## Given information
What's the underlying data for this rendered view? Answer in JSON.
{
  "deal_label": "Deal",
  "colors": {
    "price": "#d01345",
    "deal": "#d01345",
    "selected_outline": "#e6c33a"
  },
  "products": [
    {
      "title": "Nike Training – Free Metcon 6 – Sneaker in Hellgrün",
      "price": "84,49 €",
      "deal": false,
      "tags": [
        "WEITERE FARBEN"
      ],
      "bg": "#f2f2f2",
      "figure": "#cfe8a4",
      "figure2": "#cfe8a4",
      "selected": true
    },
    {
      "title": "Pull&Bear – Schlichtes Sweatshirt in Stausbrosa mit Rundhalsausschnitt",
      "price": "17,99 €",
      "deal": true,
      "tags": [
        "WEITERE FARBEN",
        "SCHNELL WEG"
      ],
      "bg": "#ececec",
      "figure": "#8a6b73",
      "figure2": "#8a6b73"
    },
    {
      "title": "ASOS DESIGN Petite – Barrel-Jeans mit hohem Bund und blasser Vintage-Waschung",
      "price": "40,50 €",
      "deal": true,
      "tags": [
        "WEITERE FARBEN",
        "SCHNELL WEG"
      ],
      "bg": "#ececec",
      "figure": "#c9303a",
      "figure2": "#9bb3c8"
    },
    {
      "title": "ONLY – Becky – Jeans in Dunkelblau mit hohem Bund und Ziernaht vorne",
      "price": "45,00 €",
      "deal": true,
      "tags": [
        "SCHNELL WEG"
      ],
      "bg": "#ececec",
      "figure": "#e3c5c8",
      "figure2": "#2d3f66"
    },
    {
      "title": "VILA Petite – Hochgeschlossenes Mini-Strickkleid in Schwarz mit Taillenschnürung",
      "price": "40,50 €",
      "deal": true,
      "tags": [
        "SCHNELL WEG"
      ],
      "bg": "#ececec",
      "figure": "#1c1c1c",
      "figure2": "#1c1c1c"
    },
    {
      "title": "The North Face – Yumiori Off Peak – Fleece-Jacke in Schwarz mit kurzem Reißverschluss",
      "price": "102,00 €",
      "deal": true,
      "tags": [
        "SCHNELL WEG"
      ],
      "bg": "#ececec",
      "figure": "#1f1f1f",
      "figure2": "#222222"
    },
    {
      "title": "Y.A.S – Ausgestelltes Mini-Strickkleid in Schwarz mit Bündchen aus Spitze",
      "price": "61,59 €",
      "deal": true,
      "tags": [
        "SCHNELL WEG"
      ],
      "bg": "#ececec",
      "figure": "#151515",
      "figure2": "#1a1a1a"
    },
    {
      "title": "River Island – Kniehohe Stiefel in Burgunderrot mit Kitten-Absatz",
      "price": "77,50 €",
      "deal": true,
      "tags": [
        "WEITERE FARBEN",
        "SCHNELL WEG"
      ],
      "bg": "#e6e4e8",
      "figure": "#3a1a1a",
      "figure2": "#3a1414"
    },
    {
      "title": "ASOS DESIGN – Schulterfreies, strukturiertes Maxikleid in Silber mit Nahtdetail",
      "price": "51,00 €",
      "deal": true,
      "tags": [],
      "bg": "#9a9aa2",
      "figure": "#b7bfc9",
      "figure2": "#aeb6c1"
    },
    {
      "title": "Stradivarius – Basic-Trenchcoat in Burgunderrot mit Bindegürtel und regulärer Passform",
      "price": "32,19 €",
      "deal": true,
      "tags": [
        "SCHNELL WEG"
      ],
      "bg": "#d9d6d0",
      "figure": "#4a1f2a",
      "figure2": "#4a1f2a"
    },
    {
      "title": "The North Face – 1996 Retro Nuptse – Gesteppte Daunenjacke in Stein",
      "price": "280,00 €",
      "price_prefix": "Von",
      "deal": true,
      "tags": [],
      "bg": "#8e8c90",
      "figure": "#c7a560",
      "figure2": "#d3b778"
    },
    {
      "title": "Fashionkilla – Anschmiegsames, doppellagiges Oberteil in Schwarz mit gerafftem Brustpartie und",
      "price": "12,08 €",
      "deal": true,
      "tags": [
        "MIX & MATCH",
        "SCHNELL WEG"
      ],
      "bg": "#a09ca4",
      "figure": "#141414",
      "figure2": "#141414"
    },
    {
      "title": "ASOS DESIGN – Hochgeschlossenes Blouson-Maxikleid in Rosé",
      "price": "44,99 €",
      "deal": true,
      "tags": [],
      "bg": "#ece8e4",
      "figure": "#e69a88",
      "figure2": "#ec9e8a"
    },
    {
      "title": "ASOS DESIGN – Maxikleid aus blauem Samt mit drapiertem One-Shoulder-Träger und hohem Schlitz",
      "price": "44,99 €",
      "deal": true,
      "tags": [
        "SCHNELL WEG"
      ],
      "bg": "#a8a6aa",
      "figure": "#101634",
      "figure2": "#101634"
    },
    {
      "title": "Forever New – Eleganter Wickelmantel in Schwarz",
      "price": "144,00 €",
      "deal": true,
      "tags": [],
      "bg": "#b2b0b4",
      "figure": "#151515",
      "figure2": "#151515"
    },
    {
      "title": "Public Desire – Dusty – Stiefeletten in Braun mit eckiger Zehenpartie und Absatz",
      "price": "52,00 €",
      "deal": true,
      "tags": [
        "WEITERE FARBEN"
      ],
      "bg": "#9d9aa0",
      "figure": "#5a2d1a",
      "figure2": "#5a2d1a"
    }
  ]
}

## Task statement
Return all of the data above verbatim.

## Exercise solution
What's the underlying data for this rendered view? Answer in JSON.
{
  "deal_label": "Deal",
  "colors": {
    "price": "#d01345",
    "deal": "#d01345",
    "selected_outline": "#e6c33a"
  },
  "products": [
    {
      "title": "Nike Training – Free Metcon 6 – Sneaker in Hellgrün",
      "price": "84,49 €",
      "deal": false,
      "tags": [
        "WEITERE FARBEN"
      ],
      "bg": "#f2f2f2",
      "figure": "#cfe8a4",
      "figure2": "#cfe8a4",
      "selected": true
    },
    {
      "title": "Pull&Bear – Schlichtes Sweatshirt in Stausbrosa mit Rundhalsausschnitt",
      "price": "17,99 €",
      "deal": true,
      "tags": [
        "WEITERE FARBEN",
        "SCHNELL WEG"
      ],
      "bg": "#ececec",
      "figure": "#8a6b73",
      "figure2": "#8a6b73"
    },
    {
      "title": "ASOS DESIGN Petite – Barrel-Jeans mit hohem Bund und blasser Vintage-Waschung",
      "price": "40,50 €",
      "deal": true,
      "tags": [
        "WEITERE FARBEN",
        "SCHNELL WEG"
      ],
      "bg": "#ececec",
      "figure": "#c9303a",
      "figure2": "#9bb3c8"
    },
    {
      "title": "ONLY – Becky – Jeans in Dunkelblau mit hohem Bund und Ziernaht vorne",
      "price": "45,00 €",
      "deal": true,
      "tags": [
        "SCHNELL WEG"
      ],
      "bg": "#ececec",
      "figure": "#e3c5c8",
      "figure2": "#2d3f66"
    },
    {
      "title": "VILA Petite – Hochgeschlossenes Mini-Strickkleid in Schwarz mit Taillenschnürung",
      "price": "40,50 €",
      "deal": true,
      "tags": [
        "SCHNELL WEG"
      ],
      "bg": "#ececec",
      "figure": "#1c1c1c",
      "figure2": "#1c1c1c"
    },
    {
      "title": "The North Face – Yumiori Off Peak – Fleece-Jacke in Schwarz mit kurzem Reißverschluss",
      "price": "102,00 €",
      "deal": true,
      "tags": [
        "SCHNELL WEG"
      ],
      "bg": "#ececec",
      "figure": "#1f1f1f",
      "figure2": "#222222"
    },
    {
      "title": "Y.A.S – Ausgestelltes Mini-Strickkleid in Schwarz mit Bündchen aus Spitze",
      "price": "61,59 €",
      "deal": true,
      "tags": [
        "SCHNELL WEG"
      ],
      "bg": "#ececec",
      "figure": "#151515",
      "figure2": "#1a1a1a"
    },
    {
      "title": "River Island – Kniehohe Stiefel in Burgunderrot mit Kitten-Absatz",
      "price": "77,50 €",
      "deal": true,
      "tags": [
        "WEITERE FARBEN",
        "SCHNELL WEG"
      ],
      "bg": "#e6e4e8",
      "figure": "#3a1a1a",
      "figure2": "#3a1414"
    },
    {
      "title": "ASOS DESIGN – Schulterfreies, strukturiertes Maxikleid in Silber mit Nahtdetail",
      "price": "51,00 €",
      "deal": true,
      "tags": [],
      "bg": "#9a9aa2",
      "figure": "#b7bfc9",
      "figure2": "#aeb6c1"
    },
    {
      "title": "Stradivarius – Basic-Trenchcoat in Burgunderrot mit Bindegürtel und regulärer Passform",
      "price": "32,19 €",
      "deal": true,
      "tags": [
        "SCHNELL WEG"
      ],
      "bg": "#d9d6d0",
      "figure": "#4a1f2a",
      "figure2": "#4a1f2a"
    },
    {
      "title": "The North Face – 1996 Retro Nuptse – Gesteppte Daunenjacke in Stein",
      "price": "280,00 €",
      "price_prefix": "Von",
      "deal": true,
      "tags": [],
      "bg": "#8e8c90",
      "figure": "#c7a560",
      "figure2": "#d3b778"
    },
    {
      "title": "Fashionkilla – Anschmiegsames, doppellagiges Oberteil in Schwarz mit gerafftem Brustpartie und",
      "price": "12,08 €",
      "deal": true,
      "tags": [
        "MIX & MATCH",
        "SCHNELL WEG"
      ],
      "bg": "#a09ca4",
      "figure": "#141414",
      "figure2": "#141414"
    },
    {
      "title": "ASOS DESIGN – Hochgeschlossenes Blouson-Maxikleid in Rosé",
      "price": "44,99 €",
      "deal": true,
      "tags": [],
      "bg": "#ece8e4",
      "figure": "#e69a88",
      "figure2": "#ec9e8a"
    },
    {
      "title": "ASOS DESIGN – Maxikleid aus blauem Samt mit drapiertem One-Shoulder-Träger und hohem Schlitz",
      "price": "44,99 €",
      "deal": true,
      "tags": [
        "SCHNELL WEG"
      ],
      "bg": "#a8a6aa",
      "figure": "#101634",
      "figure2": "#101634"
    },
    {
      "title": "Forever New – Eleganter Wickelmantel in Schwarz",
      "price": "144,00 €",
      "deal": true,
      "tags": [],
      "bg": "#b2b0b4",
      "figure": "#151515",
      "figure2": "#151515"
    },
    {
      "title": "Public Desire – Dusty – Stiefeletten in Braun mit eckiger Zehenpartie und Absatz",
      "price": "52,00 €",
      "deal": true,
      "tags": [
        "WEITERE FARBEN"
      ],
      "bg": "#9d9aa0",
      "figure": "#5a2d1a",
      "figure2": "#5a2d1a"
    }
  ]
}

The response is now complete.